Readiness for school – what this means

The three elements of school readiness: the child’s, the setting’s and the family’s.

The EYFS framework says school readiness ‘gives children a broad range of knowledge and skills that provide the right foundation for good future progress through school and life’.

UNICEF’s description of school readiness states that three elements together increase children’s likelihood of success. These elements are:

  • Children’s readiness for school affects their learning and development. This is related to things such as communication skills, personal, social, emotional and physical development.
  • Early years settings and schools’ readiness for children ensures learning environments are child-friendly and adapt to the diverse needs of young learners and their families.
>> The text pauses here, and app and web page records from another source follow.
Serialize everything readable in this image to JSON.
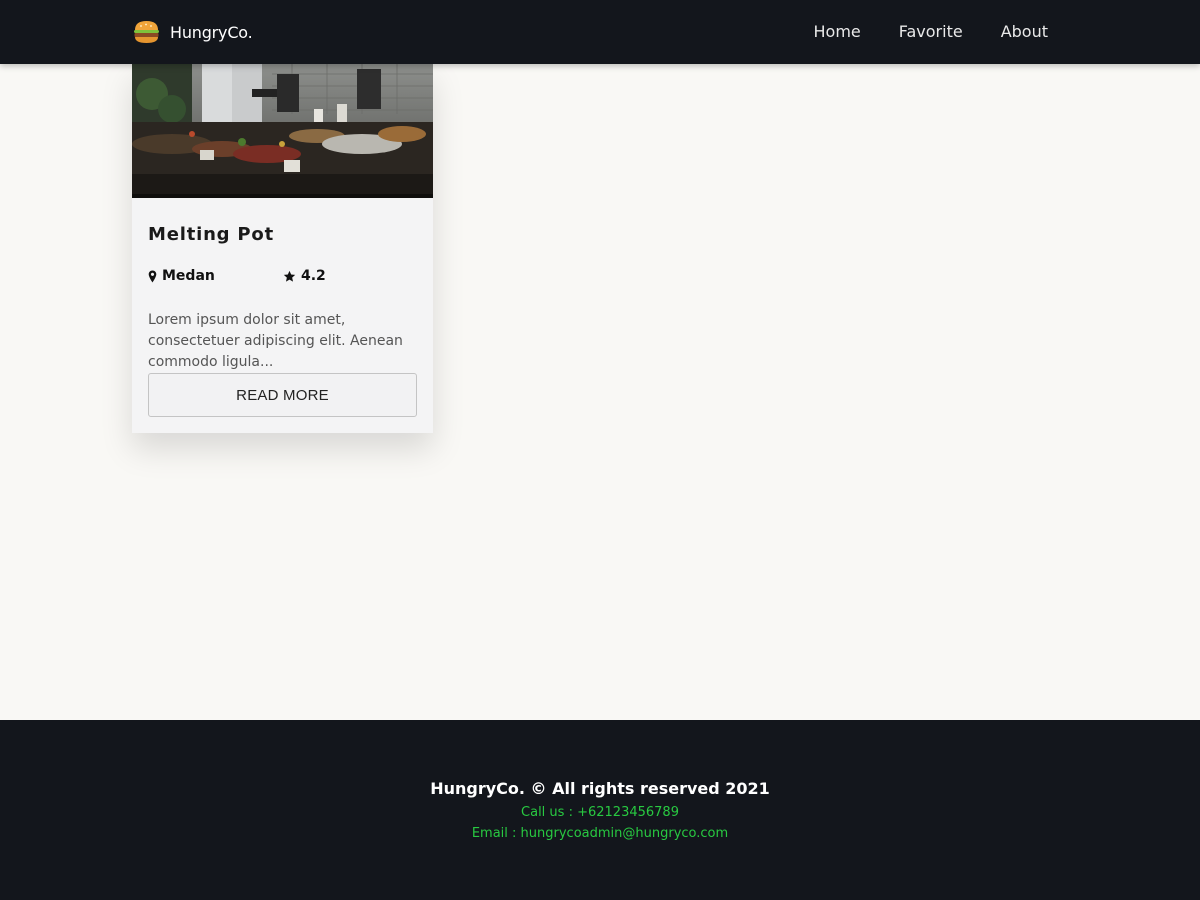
{
  "header": {
    "brand": {
      "name": "HungryCo.",
      "icon": "burger-icon"
    },
    "nav": [
      {
        "label": "Home"
      },
      {
        "label": "Favorite"
      },
      {
        "label": "About"
      }
    ]
  },
  "restaurants": [
    {
      "name": "Melting Pot",
      "location": "Medan",
      "location_icon": "map-pin-icon",
      "rating": "4.2",
      "rating_icon": "star-icon",
      "description": "Lorem ipsum dolor sit amet, consectetuer adipiscing elit. Aenean commodo ligula...",
      "cta_label": "READ MORE"
    }
  ],
  "footer": {
    "copyright": "HungryCo. © All rights reserved 2021",
    "phone": "Call us : +62123456789",
    "email": "Email : hungrycoadmin@hungryco.com"
  },
  "colors": {
    "header_bg": "#13161c",
    "page_bg": "#f9f8f5",
    "footer_accent": "#28c941"
  }
}
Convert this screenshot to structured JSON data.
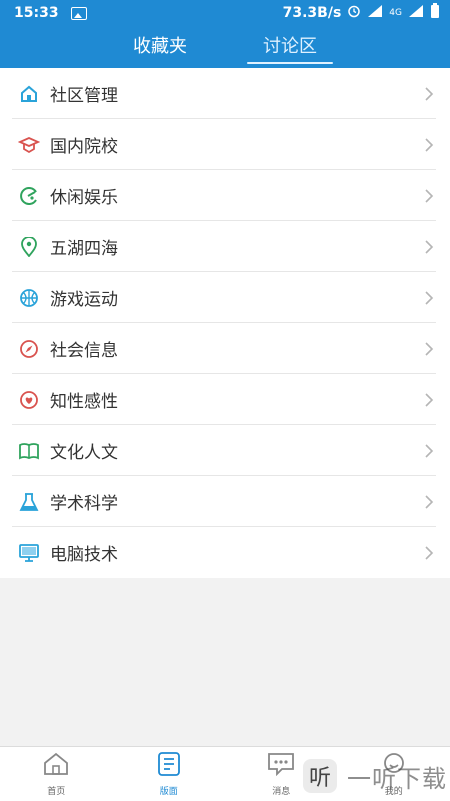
{
  "status": {
    "time": "15:33",
    "speed": "73.3B/s",
    "network_label": "4G"
  },
  "header": {
    "tabs": [
      {
        "label": "收藏夹",
        "active": false
      },
      {
        "label": "讨论区",
        "active": true
      }
    ]
  },
  "list": {
    "items": [
      {
        "label": "社区管理",
        "icon": "home-icon",
        "color": "#2aa3d9"
      },
      {
        "label": "国内院校",
        "icon": "graduation-cap-icon",
        "color": "#d9534f"
      },
      {
        "label": "休闲娱乐",
        "icon": "pacman-icon",
        "color": "#2fa35d"
      },
      {
        "label": "五湖四海",
        "icon": "location-pin-icon",
        "color": "#2fa35d"
      },
      {
        "label": "游戏运动",
        "icon": "basketball-icon",
        "color": "#2aa3d9"
      },
      {
        "label": "社会信息",
        "icon": "compass-icon",
        "color": "#d9534f"
      },
      {
        "label": "知性感性",
        "icon": "heart-icon",
        "color": "#d9534f"
      },
      {
        "label": "文化人文",
        "icon": "book-icon",
        "color": "#2fa35d"
      },
      {
        "label": "学术科学",
        "icon": "flask-icon",
        "color": "#2aa3d9"
      },
      {
        "label": "电脑技术",
        "icon": "monitor-icon",
        "color": "#2aa3d9"
      }
    ]
  },
  "bottom_nav": {
    "items": [
      {
        "label": "首页",
        "icon": "home-icon",
        "active": false
      },
      {
        "label": "版面",
        "icon": "document-icon",
        "active": true
      },
      {
        "label": "消息",
        "icon": "message-icon",
        "active": false
      },
      {
        "label": "我的",
        "icon": "user-icon",
        "active": false
      }
    ]
  },
  "watermark": {
    "badge": "听",
    "text": "一听下载"
  },
  "colors": {
    "primary": "#1f8ad3",
    "background": "#f2f2f2"
  }
}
This is related to how early years professionals create learning environments that support children’s further development when they enter school.
  • Families’ readiness for school promotes a positive and supportive approach to education, their children’s learning and the transition from home to school.
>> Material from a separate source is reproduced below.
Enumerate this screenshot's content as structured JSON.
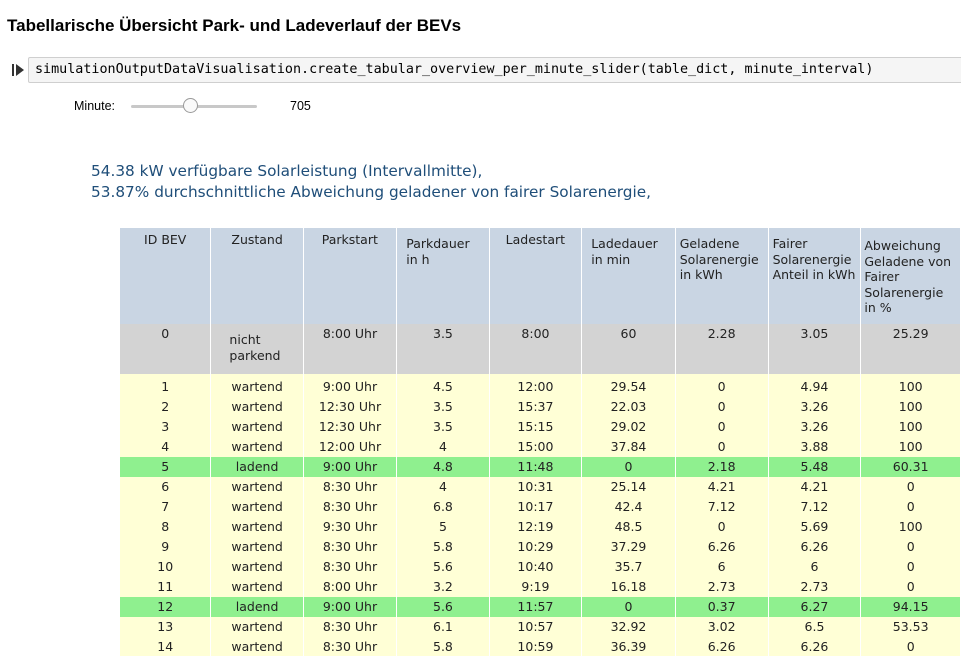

These three aspects will maximise each child’s likelihood of success as they progress through their time in school.

A child who is ready for school will be:
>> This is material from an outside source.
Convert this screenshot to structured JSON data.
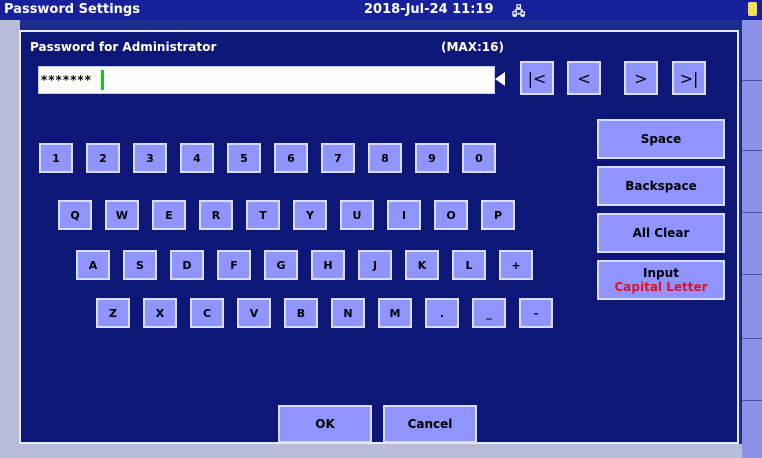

  • able to separate from their parent/carer
  • able to identify themselves by name, age, state factors in their life, name family members
  • curious and confident about learning. They should show an interest in a variety of subjects. They will be able to observe, notice, discuss and ask questions about their environment and experiences
  • resilient and ready to take part
  • able to take risks, ask questions and find solutions.
  • able to demonstrate their ability to listen and follow age-appropriate instructions
  • confidently active and be healthy
  • independent with self-care skills and be able to vocalise their needs
  • comfortable to make friends and take turns and to interact in an age appropriate way with another child or adult
  • able to interact, share and play, taking responsibility for their actions, understanding consequences to their actions
  • cared for, feel safe and secure, and respond to boundary setting
  • able to vocalise choices and have enough of a range of vocabulary and language to express their needs, feelings, thoughts or ideas
  • able to engage with books, have some understanding of words and language.